Greetings everyone! We are finally back home now having completed our intended mission on Exploration Tres. I am still absolutely shocked at the lack of connectivity we faced as we move further and further north. Guessing some of it has to do with our provider as we really only have one option that has sufficient coverage by our home here in the country and they tend to be weaker as we travel out of the state. The rest of the issue is Linda keeps dragging me into deep woods in remote parts of the country – if you don’t hear from me in a while and find out Linda is in Tahiti with the dogs…do me a favor and drop a line to 911 for me hehehehe. The birding was a bit hit or miss on the trip so the backlog queue didn’t grow that much. On the odd front, this is the first time since I can remember I didn’t tin one of these.

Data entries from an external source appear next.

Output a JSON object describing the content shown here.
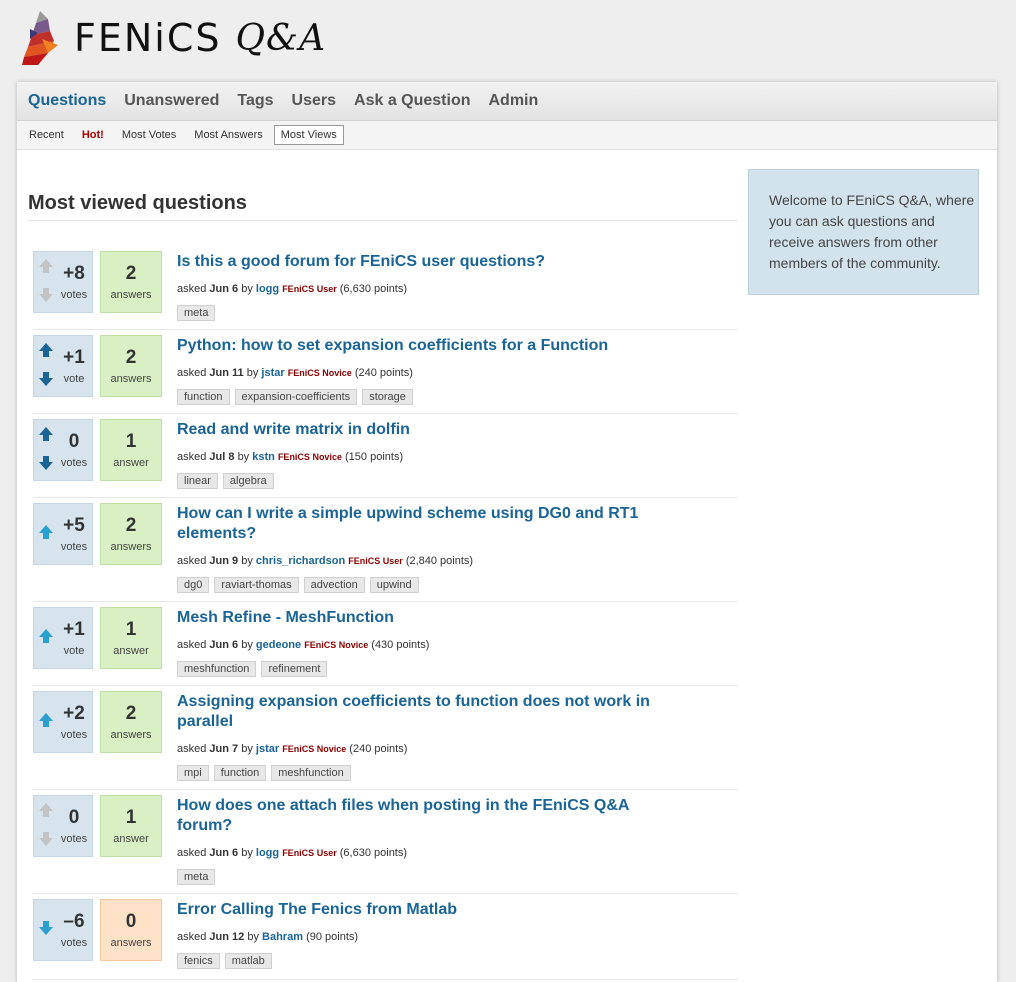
{
  "site": {
    "logo_text": "FENiCS",
    "logo_qa": "Q&A"
  },
  "nav": {
    "main": [
      "Questions",
      "Unanswered",
      "Tags",
      "Users",
      "Ask a Question",
      "Admin"
    ],
    "sub": [
      "Recent",
      "Hot!",
      "Most Votes",
      "Most Answers",
      "Most Views"
    ]
  },
  "page_title": "Most viewed questions",
  "sidebar": {
    "welcome": "Welcome to FEniCS Q&A, where you can ask questions and receive answers from other members of the community."
  },
  "colors": {
    "accent": "#1a6496",
    "vote_bg": "#d7e4ee",
    "answers_bg": "#d8f0c3",
    "no_answers_bg": "#fde2c8",
    "hot": "#b00000"
  },
  "questions": [
    {
      "votes": "+8",
      "vote_label": "votes",
      "vote_state": "none",
      "answers": "2",
      "answer_label": "answers",
      "title": "Is this a good forum for FEniCS user questions?",
      "asked": "asked",
      "when": "Jun 6",
      "by": "by",
      "user": "logg",
      "level": "FEniCS User",
      "points": "(6,630 points)",
      "tags": [
        "meta"
      ]
    },
    {
      "votes": "+1",
      "vote_label": "vote",
      "vote_state": "both",
      "answers": "2",
      "answer_label": "answers",
      "title": "Python: how to set expansion coefficients for a Function",
      "asked": "asked",
      "when": "Jun 11",
      "by": "by",
      "user": "jstar",
      "level": "FEniCS Novice",
      "points": "(240 points)",
      "tags": [
        "function",
        "expansion-coefficients",
        "storage"
      ]
    },
    {
      "votes": "0",
      "vote_label": "votes",
      "vote_state": "both",
      "answers": "1",
      "answer_label": "answer",
      "title": "Read and write matrix in dolfin",
      "asked": "asked",
      "when": "Jul 8",
      "by": "by",
      "user": "kstn",
      "level": "FEniCS Novice",
      "points": "(150 points)",
      "tags": [
        "linear",
        "algebra"
      ]
    },
    {
      "votes": "+5",
      "vote_label": "votes",
      "vote_state": "up",
      "answers": "2",
      "answer_label": "answers",
      "title": "How can I write a simple upwind scheme using DG0 and RT1 elements?",
      "asked": "asked",
      "when": "Jun 9",
      "by": "by",
      "user": "chris_richardson",
      "level": "FEniCS User",
      "points": "(2,840 points)",
      "tags": [
        "dg0",
        "raviart-thomas",
        "advection",
        "upwind"
      ]
    },
    {
      "votes": "+1",
      "vote_label": "vote",
      "vote_state": "up",
      "answers": "1",
      "answer_label": "answer",
      "title": "Mesh Refine - MeshFunction",
      "asked": "asked",
      "when": "Jun 6",
      "by": "by",
      "user": "gedeone",
      "level": "FEniCS Novice",
      "points": "(430 points)",
      "tags": [
        "meshfunction",
        "refinement"
      ]
    },
    {
      "votes": "+2",
      "vote_label": "votes",
      "vote_state": "up",
      "answers": "2",
      "answer_label": "answers",
      "title": "Assigning expansion coefficients to function does not work in parallel",
      "asked": "asked",
      "when": "Jun 7",
      "by": "by",
      "user": "jstar",
      "level": "FEniCS Novice",
      "points": "(240 points)",
      "tags": [
        "mpi",
        "function",
        "meshfunction"
      ]
    },
    {
      "votes": "0",
      "vote_label": "votes",
      "vote_state": "none",
      "answers": "1",
      "answer_label": "answer",
      "title": "How does one attach files when posting in the FEniCS Q&A forum?",
      "asked": "asked",
      "when": "Jun 6",
      "by": "by",
      "user": "logg",
      "level": "FEniCS User",
      "points": "(6,630 points)",
      "tags": [
        "meta"
      ]
    },
    {
      "votes": "–6",
      "vote_label": "votes",
      "vote_state": "down",
      "answers": "0",
      "answer_label": "answers",
      "title": "Error Calling The Fenics from Matlab",
      "asked": "asked",
      "when": "Jun 12",
      "by": "by",
      "user": "Bahram",
      "level": "",
      "points": "(90 points)",
      "tags": [
        "fenics",
        "matlab"
      ]
    }
  ]
}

The shots in this series failed to give you a view of their primary tell-tale characteristic, so you may not recognize tonight’s featured feathered friend. Imagine that yellow patch on the side of the breast to also be found on the rump – yep, this is the very ubiquitous Yellow-Rumped Warbler. Although the species can be found in the entirety of North America dependent on their seasonal regions, this happens to be my first immature – well, at least that I am willing to show you ha!

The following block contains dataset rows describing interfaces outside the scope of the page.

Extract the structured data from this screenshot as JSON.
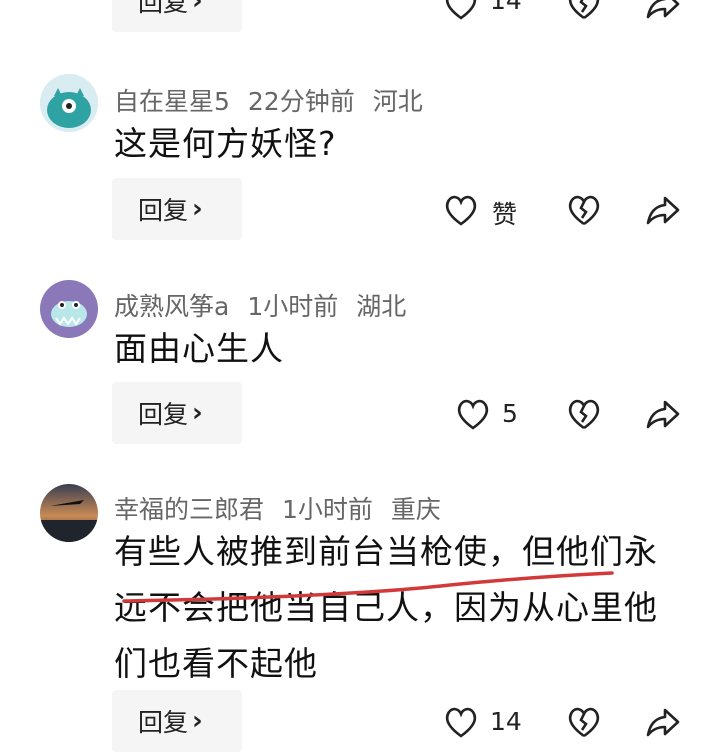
{
  "top_partial": {
    "reply_label": "回复",
    "like_count": "14"
  },
  "comments": [
    {
      "username": "自在星星5",
      "time": "22分钟前",
      "location": "河北",
      "text": "这是何方妖怪?",
      "reply_label": "回复",
      "like_label": "赞",
      "avatar_icon": "teal-monster-avatar"
    },
    {
      "username": "成熟风筝a",
      "time": "1小时前",
      "location": "湖北",
      "text": "面由心生人",
      "reply_label": "回复",
      "like_label": "5",
      "avatar_icon": "purple-monster-avatar"
    },
    {
      "username": "幸福的三郎君",
      "time": "1小时前",
      "location": "重庆",
      "text_lines": [
        "有些人被推到前台当枪使，但他们永",
        "远不会把他当自己人，因为从心里他",
        "们也看不起他"
      ],
      "reply_label": "回复",
      "like_label": "14",
      "avatar_icon": "sunset-avatar"
    }
  ],
  "colors": {
    "annotation_line": "#d23a3a",
    "reply_bg": "#f5f5f5",
    "meta_text": "#666666"
  }
}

Hit the jump to read a bit more on our delicately colored specimen.
It is probably as hard for a tall white skinny natural blonde heterosexual female actress to land a commercial gig these days as it is to find reliable Internet service on our Expedition Tres. If the current administration needs a reality check on what “infrastructure” means they can get their asses out of DC and try to work remotely in the real world. The good news is we’ve had a lot of fun enjoying what our neighbors to the north have to offer in terms of outdoor activities. A few days ago I was able to get some hard trail running in traversing the steep bluffs of Devil’s Lake, Wisconsin (as if the bluffs were not hard enough already, the heat index in the 100’s didn’t help any!). From there we made it up to Duluth, MN where I was able to fulfill a previous commitment to a fellow blogger friend. Canoeist, kayaker and hiker extraordinaire CJ posted on a trip she took to Jay Cooke State Park (link here). Based on her account, I added it to my places to target in the future. Thanks to Linda’s tremendous trip planning skills that can now be officially checked off.
As CJ reported, Jay Cooke is an incredible place complete with a bordering bike trail and plenty of trails to test my endurance. First day took a 14 mile bike ride with Linda and the following day doubled up with a 13 mile run on some brutal elevation changing trails in the morning and then went another 10 miles biking with Linda after that. Another 14 mile biking trip is planned for later today – I might have to crawl my way through the rest of the trip ha! Anyway, big thanks to CJ for the great tip – oh and be sure and check out her site to read about the rest of her travels (link here) – she hangs out across the pond these days.
Hit the jump to learn about the star of today’s post!